Two months later, the mental health department began surprise inspections at all seven Arbour hospitals in Massachusetts, finding serious problems at the four.

The agency said recently that it is satisfied with the company’s progress so far and has removed the threat of blocking admissions — at least for now.


“This decision may be revisited at any time based on the results of ongoing monitoring of Arbour’s progress to satisfactorily address the issues that have been identified,’’ wrote Sharon Torgerson, a Health and Human Services spokeswoman, in an e-mail to the Globe.

The inspections at the four hospitals found that therapy groups met the needs of only a small number of patients and were inadequate on weekends and at night. The agency said that some documents used by staff lacked important information about patients’ care plans, triggers for outbursts, warning signs, and strategies for intervening safely. Inspectors also reported that there was an odor or presence of bodily fluids on some units, and that some patient rooms were very cold.

Staffing was so low, inspectors found, that supervisors were required to provide direct patient care, making them unavailable to respond to units or supervise employees. They also discovered inappropriate use of restraints, and some employees said there was not enough staff — or that the staff was too inexperienced — to manage restraint episodes safely.

The agency said last week it will be closely monitoring hiring for key positions. Westwood Lodge, Arbour Hospital, and the Quincy Center, which is a satellite of Arbour Hospital, lack chief executives and directors of nursing.

“These items were not endemic to the entire system nor prevalent in the facilities,” Merel said. “The findings were generally isolated to a specific unit, shift, or patient in a particular facility.’’ She said the “action plans’’ are “in process of being implemented and monitored for completion.’’


“Arbour facilities have positively impacted the lives of thousands of patients and their families and provided valuable services to the Commonwealth treating this population with very difficult and complex mental health needs,’’ she wrote.

Karen Gromis, deputy director of the National Alliance on Mental Illness in Massachusetts, said high staff turnover at the Arbour hospitals may be hurting efforts to make long-lasting improvements.

“That is why they are falling back into these problems,’’ she said.

Gromis said the organization is satisfied with the mental health department’s oversight but plans to monitor the hospitals more closely by calling executives to obtain information after patient deaths or other issues. Last month, NAMI Mass returned a $10,000 donation to Arbour for the nonprofit’s annual fund-raising walk, which she said is the only money Arbour gives to the Massachusetts group.

Liz Kowalczyk can be reached at kowalczyk@globe.com.

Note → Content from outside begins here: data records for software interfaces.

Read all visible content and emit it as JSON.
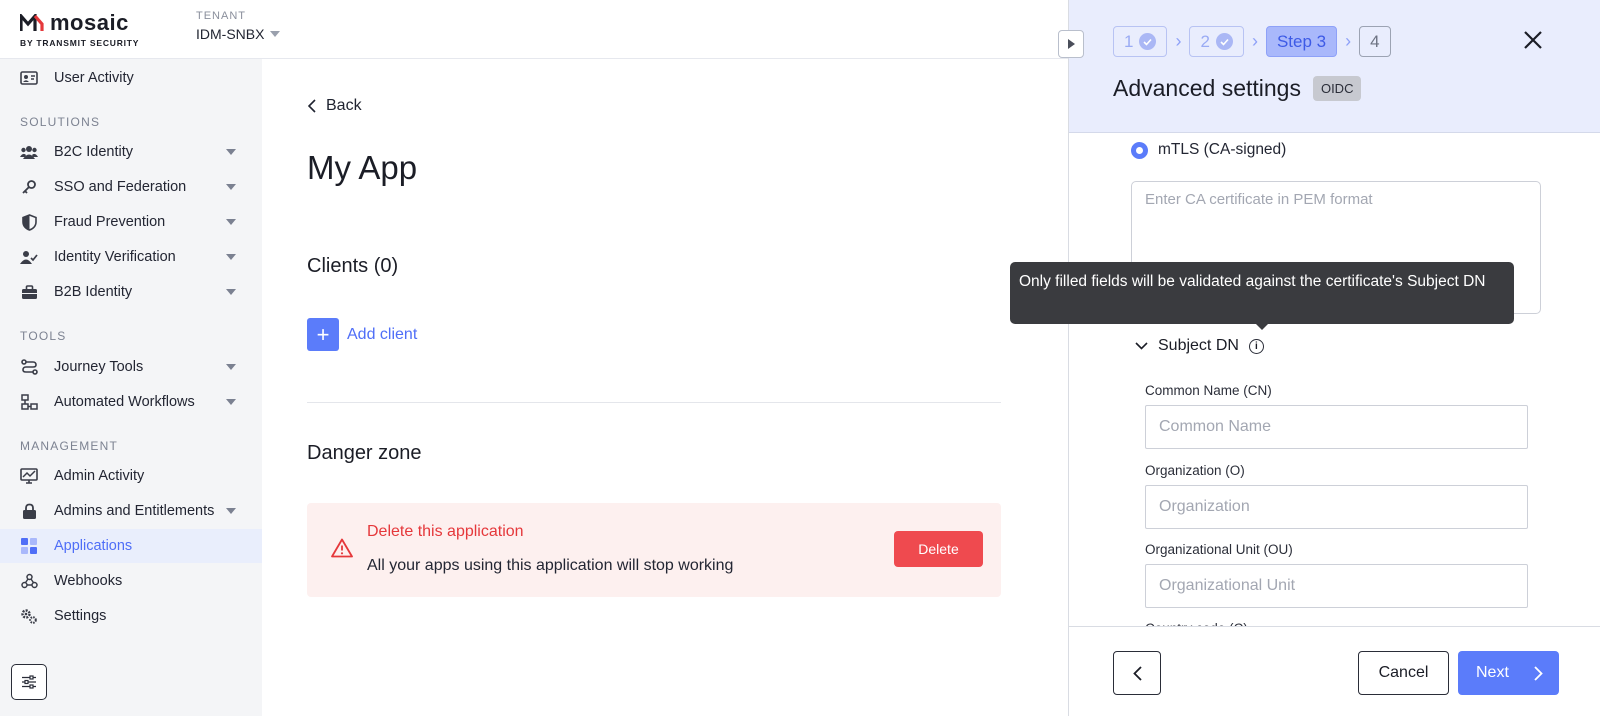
{
  "header": {
    "logo_text": "mosaic",
    "logo_sub": "BY TRANSMIT SECURITY",
    "tenant_label": "TENANT",
    "tenant_value": "IDM-SNBX"
  },
  "sidebar": {
    "top_item": "User Activity",
    "sections": {
      "solutions": "SOLUTIONS",
      "tools": "TOOLS",
      "management": "MANAGEMENT"
    },
    "items": [
      {
        "label": "B2C Identity",
        "icon": "users-icon"
      },
      {
        "label": "SSO and Federation",
        "icon": "key-icon"
      },
      {
        "label": "Fraud Prevention",
        "icon": "shield-icon"
      },
      {
        "label": "Identity Verification",
        "icon": "user-check-icon"
      },
      {
        "label": "B2B Identity",
        "icon": "briefcase-icon"
      },
      {
        "label": "Journey Tools",
        "icon": "route-icon"
      },
      {
        "label": "Automated Workflows",
        "icon": "workflow-icon"
      },
      {
        "label": "Admin Activity",
        "icon": "monitor-icon"
      },
      {
        "label": "Admins and Entitlements",
        "icon": "lock-icon"
      },
      {
        "label": "Applications",
        "icon": "grid-icon"
      },
      {
        "label": "Webhooks",
        "icon": "webhook-icon"
      },
      {
        "label": "Settings",
        "icon": "gears-icon"
      }
    ]
  },
  "main": {
    "back_label": "Back",
    "title": "My App",
    "clients_title": "Clients (0)",
    "add_client_label": "Add client",
    "danger_title": "Danger zone",
    "danger_heading": "Delete this application",
    "danger_description": "All your apps using this application will stop working",
    "delete_label": "Delete"
  },
  "panel": {
    "steps": [
      {
        "label": "1",
        "state": "done"
      },
      {
        "label": "2",
        "state": "done"
      },
      {
        "label": "Step 3",
        "state": "current"
      },
      {
        "label": "4",
        "state": "future"
      }
    ],
    "title": "Advanced settings",
    "badge": "OIDC",
    "radio_label": "mTLS (CA-signed)",
    "pem_placeholder": "Enter CA certificate in PEM format",
    "subject_dn_label": "Subject DN",
    "tooltip": "Only filled fields will be validated against the certificate's Subject DN",
    "fields": [
      {
        "label": "Common Name (CN)",
        "placeholder": "Common Name"
      },
      {
        "label": "Organization (O)",
        "placeholder": "Organization"
      },
      {
        "label": "Organizational Unit (OU)",
        "placeholder": "Organizational Unit"
      }
    ],
    "cut_field_label": "Country code (C)",
    "cancel_label": "Cancel",
    "next_label": "Next"
  },
  "colors": {
    "accent": "#5b7cfa",
    "danger": "#ef4a4f",
    "panel_header_bg": "#e9edfd",
    "sidebar_bg": "#f4f5f7"
  }
}
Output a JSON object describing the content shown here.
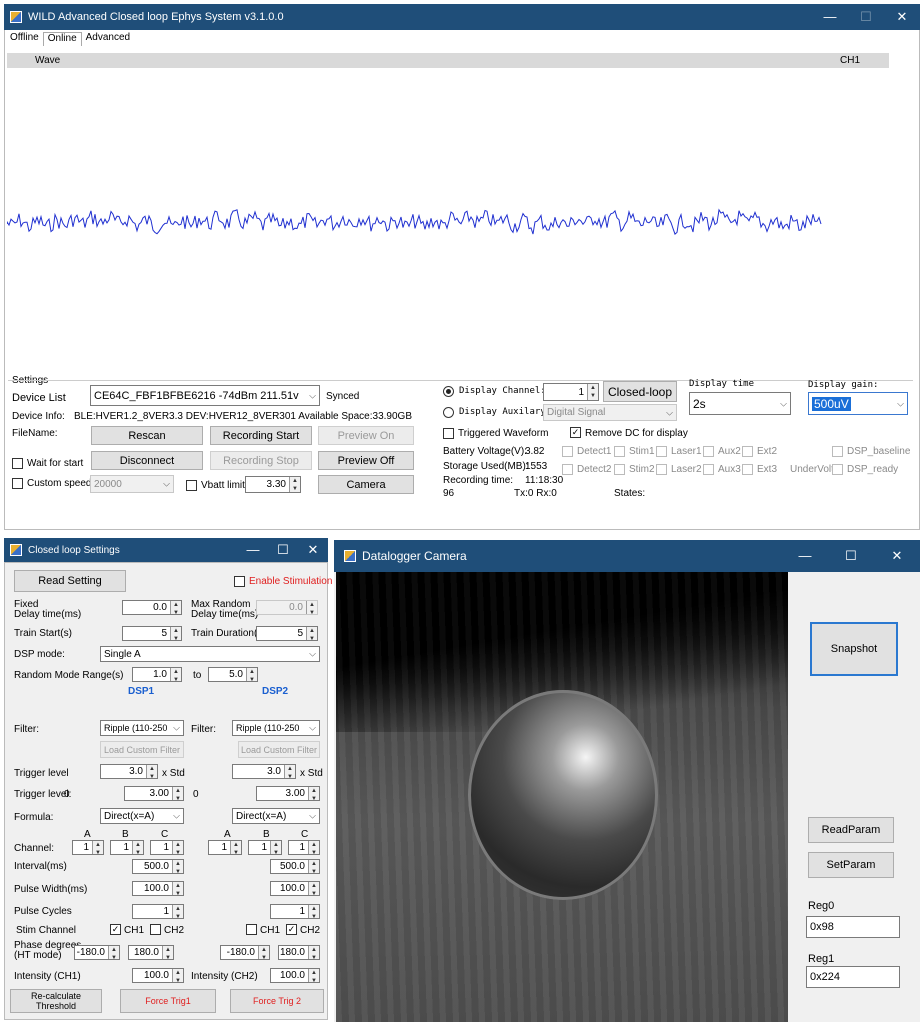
{
  "main": {
    "title": "WILD Advanced Closed loop Ephys System v3.1.0.0",
    "tabs": [
      "Offline",
      "Online",
      "Advanced"
    ],
    "wave_header": "Wave",
    "channel_label": "CH1",
    "settings_label": "Settings",
    "device_list_label": "Device List",
    "device_value": "CE64C_FBF1BFBE6216 -74dBm 211.51v",
    "synced": "Synced",
    "device_info_label": "Device Info:",
    "device_info_value": "BLE:HVER1.2_8VER3.3  DEV:HVER12_8VER301  Available Space:33.90GB",
    "filename_label": "FileName:",
    "rescan": "Rescan",
    "recording_start": "Recording Start",
    "preview_on": "Preview On",
    "disconnect": "Disconnect",
    "recording_stop": "Recording Stop",
    "preview_off": "Preview Off",
    "camera": "Camera",
    "wait_for_start": "Wait for start",
    "custom_speed": "Custom speed",
    "custom_speed_value": "20000",
    "vbatt_limit": "Vbatt limit",
    "vbatt_value": "3.30",
    "display_channel_label": "Display Channel:",
    "display_channel_value": "1",
    "closed_loop": "Closed-loop",
    "display_auxilary_label": "Display Auxilary:",
    "display_auxilary_value": "Digital Signal",
    "display_time_label": "Display time",
    "display_time_value": "2s",
    "display_gain_label": "Display gain:",
    "display_gain_value": "500uV",
    "triggered_waveform": "Triggered Waveform",
    "remove_dc": "Remove DC for display",
    "battery_label": "Battery Voltage(V):",
    "battery_value": "3.82",
    "storage_label": "Storage Used(MB):",
    "storage_value": "1553",
    "rec_time_label": "Recording time:",
    "rec_time_value": "11:18:30",
    "counter": "96",
    "txrx": "Tx:0 Rx:0",
    "states": "States:",
    "status_row1": [
      "Detect1",
      "Stim1",
      "Laser1",
      "Aux2",
      "Ext2"
    ],
    "status_row2": [
      "Detect2",
      "Stim2",
      "Laser2",
      "Aux3",
      "Ext3"
    ],
    "undervolt": "UnderVolt",
    "dsp_baseline": "DSP_baseline",
    "dsp_ready": "DSP_ready"
  },
  "closed_loop": {
    "title": "Closed loop Settings",
    "read_setting": "Read Setting",
    "enable_stim": "Enable Stimulation",
    "fixed_delay_label": "Fixed\nDelay time(ms)",
    "fixed_delay_value": "0.0",
    "max_random_label": "Max Random\nDelay time(ms)",
    "max_random_value": "0.0",
    "train_start_label": "Train Start(s)",
    "train_start_value": "5",
    "train_duration_label": "Train Duration(s)",
    "train_duration_value": "5",
    "dsp_mode_label": "DSP mode:",
    "dsp_mode_value": "Single A",
    "random_range_label": "Random Mode Range(s)",
    "random_from": "1.0",
    "to": "to",
    "random_to": "5.0",
    "dsp1": "DSP1",
    "dsp2": "DSP2",
    "filter_label": "Filter:",
    "filter_value": "Ripple    (110-250",
    "load_custom_filter": "Load Custom Filter",
    "trigger_level_label": "Trigger level",
    "trigger_std_value": "3.0",
    "x_std": "x Std",
    "trigger_level0_label": "Trigger level:",
    "zero": "0",
    "trigger_value": "3.00",
    "formula_label": "Formula:",
    "formula_value": "Direct(x=A)",
    "abc": [
      "A",
      "B",
      "C"
    ],
    "channel_label": "Channel:",
    "channel_value": "1",
    "interval_label": "Interval(ms)",
    "interval_value": "500.0",
    "pulse_width_label": "Pulse Width(ms)",
    "pulse_width_value": "100.0",
    "pulse_cycles_label": "Pulse Cycles",
    "pulse_cycles_value": "1",
    "stim_channel_label": "Stim Channel",
    "ch1": "CH1",
    "ch2": "CH2",
    "phase_label": "Phase degrees\n(HT mode)",
    "phase_from": "-180.0",
    "phase_to": "180.0",
    "intensity_ch1_label": "Intensity (CH1)",
    "intensity_ch2_label": "Intensity (CH2)",
    "intensity_value": "100.0",
    "recalc": "Re-calculate Threshold",
    "force_trig1": "Force Trig1",
    "force_trig2": "Force Trig 2"
  },
  "camera": {
    "title": "Datalogger Camera",
    "snapshot": "Snapshot",
    "read_param": "ReadParam",
    "set_param": "SetParam",
    "reg0_label": "Reg0",
    "reg0_value": "0x98",
    "reg1_label": "Reg1",
    "reg1_value": "0x224"
  },
  "colors": {
    "titlebar": "#1f4e79",
    "wave": "#1f2fd0",
    "accent_red": "#e02020",
    "accent_blue": "#1a5fd0"
  }
}
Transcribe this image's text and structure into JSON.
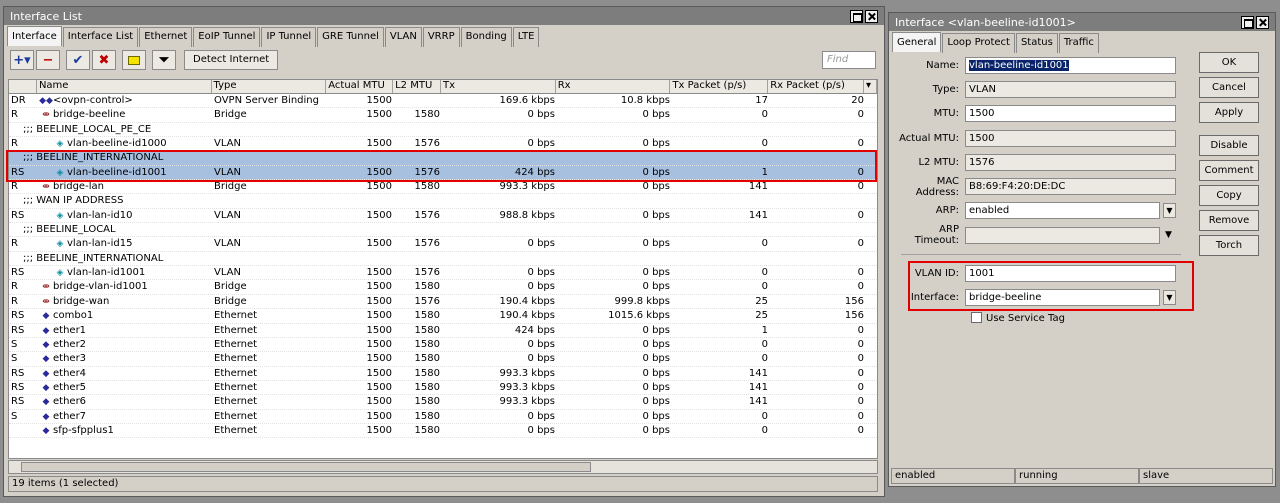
{
  "list_window": {
    "title": "Interface List",
    "tabs": [
      "Interface",
      "Interface List",
      "Ethernet",
      "EoIP Tunnel",
      "IP Tunnel",
      "GRE Tunnel",
      "VLAN",
      "VRRP",
      "Bonding",
      "LTE"
    ],
    "detect_label": "Detect Internet",
    "find_placeholder": "Find",
    "headers": [
      "",
      "Name",
      "Type",
      "Actual MTU",
      "L2 MTU",
      "Tx",
      "Rx",
      "Tx Packet (p/s)",
      "Rx Packet (p/s)"
    ],
    "rows": [
      {
        "flag": "DR",
        "icon": "ovpn-icon",
        "name": "<ovpn-control>",
        "type": "OVPN Server Binding",
        "mtu": "1500",
        "l2": "",
        "tx": "169.6 kbps",
        "rx": "10.8 kbps",
        "txp": "17",
        "rxp": "20"
      },
      {
        "flag": "R",
        "icon": "bridge-icon",
        "name": "bridge-beeline",
        "type": "Bridge",
        "mtu": "1500",
        "l2": "1580",
        "tx": "0 bps",
        "rx": "0 bps",
        "txp": "0",
        "rxp": "0"
      },
      {
        "comment": ";;; BEELINE_LOCAL_PE_CE"
      },
      {
        "flag": "R",
        "icon": "vlan-icon",
        "indent": true,
        "name": "vlan-beeline-id1000",
        "type": "VLAN",
        "mtu": "1500",
        "l2": "1576",
        "tx": "0 bps",
        "rx": "0 bps",
        "txp": "0",
        "rxp": "0"
      },
      {
        "comment": ";;; BEELINE_INTERNATIONAL",
        "sel": true
      },
      {
        "flag": "RS",
        "icon": "vlan-icon",
        "indent": true,
        "name": "vlan-beeline-id1001",
        "type": "VLAN",
        "mtu": "1500",
        "l2": "1576",
        "tx": "424 bps",
        "rx": "0 bps",
        "txp": "1",
        "rxp": "0",
        "sel": true
      },
      {
        "flag": "R",
        "icon": "bridge-icon",
        "name": "bridge-lan",
        "type": "Bridge",
        "mtu": "1500",
        "l2": "1580",
        "tx": "993.3 kbps",
        "rx": "0 bps",
        "txp": "141",
        "rxp": "0"
      },
      {
        "comment": ";;; WAN IP ADDRESS"
      },
      {
        "flag": "RS",
        "icon": "vlan-icon",
        "indent": true,
        "name": "vlan-lan-id10",
        "type": "VLAN",
        "mtu": "1500",
        "l2": "1576",
        "tx": "988.8 kbps",
        "rx": "0 bps",
        "txp": "141",
        "rxp": "0"
      },
      {
        "comment": ";;; BEELINE_LOCAL"
      },
      {
        "flag": "R",
        "icon": "vlan-icon",
        "indent": true,
        "name": "vlan-lan-id15",
        "type": "VLAN",
        "mtu": "1500",
        "l2": "1576",
        "tx": "0 bps",
        "rx": "0 bps",
        "txp": "0",
        "rxp": "0"
      },
      {
        "comment": ";;; BEELINE_INTERNATIONAL"
      },
      {
        "flag": "RS",
        "icon": "vlan-icon",
        "indent": true,
        "name": "vlan-lan-id1001",
        "type": "VLAN",
        "mtu": "1500",
        "l2": "1576",
        "tx": "0 bps",
        "rx": "0 bps",
        "txp": "0",
        "rxp": "0"
      },
      {
        "flag": "R",
        "icon": "bridge-icon",
        "name": "bridge-vlan-id1001",
        "type": "Bridge",
        "mtu": "1500",
        "l2": "1580",
        "tx": "0 bps",
        "rx": "0 bps",
        "txp": "0",
        "rxp": "0"
      },
      {
        "flag": "R",
        "icon": "bridge-icon",
        "name": "bridge-wan",
        "type": "Bridge",
        "mtu": "1500",
        "l2": "1576",
        "tx": "190.4 kbps",
        "rx": "999.8 kbps",
        "txp": "25",
        "rxp": "156"
      },
      {
        "flag": "RS",
        "icon": "ethernet-icon",
        "name": "combo1",
        "type": "Ethernet",
        "mtu": "1500",
        "l2": "1580",
        "tx": "190.4 kbps",
        "rx": "1015.6 kbps",
        "txp": "25",
        "rxp": "156"
      },
      {
        "flag": "RS",
        "icon": "ethernet-icon",
        "name": "ether1",
        "type": "Ethernet",
        "mtu": "1500",
        "l2": "1580",
        "tx": "424 bps",
        "rx": "0 bps",
        "txp": "1",
        "rxp": "0"
      },
      {
        "flag": "S",
        "icon": "ethernet-icon",
        "name": "ether2",
        "type": "Ethernet",
        "mtu": "1500",
        "l2": "1580",
        "tx": "0 bps",
        "rx": "0 bps",
        "txp": "0",
        "rxp": "0"
      },
      {
        "flag": "S",
        "icon": "ethernet-icon",
        "name": "ether3",
        "type": "Ethernet",
        "mtu": "1500",
        "l2": "1580",
        "tx": "0 bps",
        "rx": "0 bps",
        "txp": "0",
        "rxp": "0"
      },
      {
        "flag": "RS",
        "icon": "ethernet-icon",
        "name": "ether4",
        "type": "Ethernet",
        "mtu": "1500",
        "l2": "1580",
        "tx": "993.3 kbps",
        "rx": "0 bps",
        "txp": "141",
        "rxp": "0"
      },
      {
        "flag": "RS",
        "icon": "ethernet-icon",
        "name": "ether5",
        "type": "Ethernet",
        "mtu": "1500",
        "l2": "1580",
        "tx": "993.3 kbps",
        "rx": "0 bps",
        "txp": "141",
        "rxp": "0"
      },
      {
        "flag": "RS",
        "icon": "ethernet-icon",
        "name": "ether6",
        "type": "Ethernet",
        "mtu": "1500",
        "l2": "1580",
        "tx": "993.3 kbps",
        "rx": "0 bps",
        "txp": "141",
        "rxp": "0"
      },
      {
        "flag": "S",
        "icon": "ethernet-icon",
        "name": "ether7",
        "type": "Ethernet",
        "mtu": "1500",
        "l2": "1580",
        "tx": "0 bps",
        "rx": "0 bps",
        "txp": "0",
        "rxp": "0"
      },
      {
        "flag": "",
        "icon": "ethernet-icon",
        "name": "sfp-sfpplus1",
        "type": "Ethernet",
        "mtu": "1500",
        "l2": "1580",
        "tx": "0 bps",
        "rx": "0 bps",
        "txp": "0",
        "rxp": "0"
      }
    ],
    "status": "19 items (1 selected)"
  },
  "detail_window": {
    "title": "Interface <vlan-beeline-id1001>",
    "tabs": [
      "General",
      "Loop Protect",
      "Status",
      "Traffic"
    ],
    "fields": {
      "name": {
        "label": "Name:",
        "value": "vlan-beeline-id1001"
      },
      "type": {
        "label": "Type:",
        "value": "VLAN"
      },
      "mtu": {
        "label": "MTU:",
        "value": "1500"
      },
      "actual_mtu": {
        "label": "Actual MTU:",
        "value": "1500"
      },
      "l2mtu": {
        "label": "L2 MTU:",
        "value": "1576"
      },
      "mac": {
        "label": "MAC Address:",
        "value": "B8:69:F4:20:DE:DC"
      },
      "arp": {
        "label": "ARP:",
        "value": "enabled"
      },
      "arp_timeout": {
        "label": "ARP Timeout:",
        "value": ""
      },
      "vlan_id": {
        "label": "VLAN ID:",
        "value": "1001"
      },
      "interface": {
        "label": "Interface:",
        "value": "bridge-beeline"
      },
      "service_tag": {
        "label": "Use Service Tag"
      }
    },
    "buttons": [
      "OK",
      "Cancel",
      "Apply",
      "Disable",
      "Comment",
      "Copy",
      "Remove",
      "Torch"
    ],
    "status": [
      "enabled",
      "running",
      "slave"
    ]
  },
  "colors": {
    "highlight_box": "#e00000",
    "selected_row": "#a7c0e0"
  }
}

Correction: An earlier version of this story and a photo incorrectly identified the Massachusetts Commissioner of Mental Health. The commissioner is Joan Mikula. Marylou Sudders is the Secretary of Health and Human Services.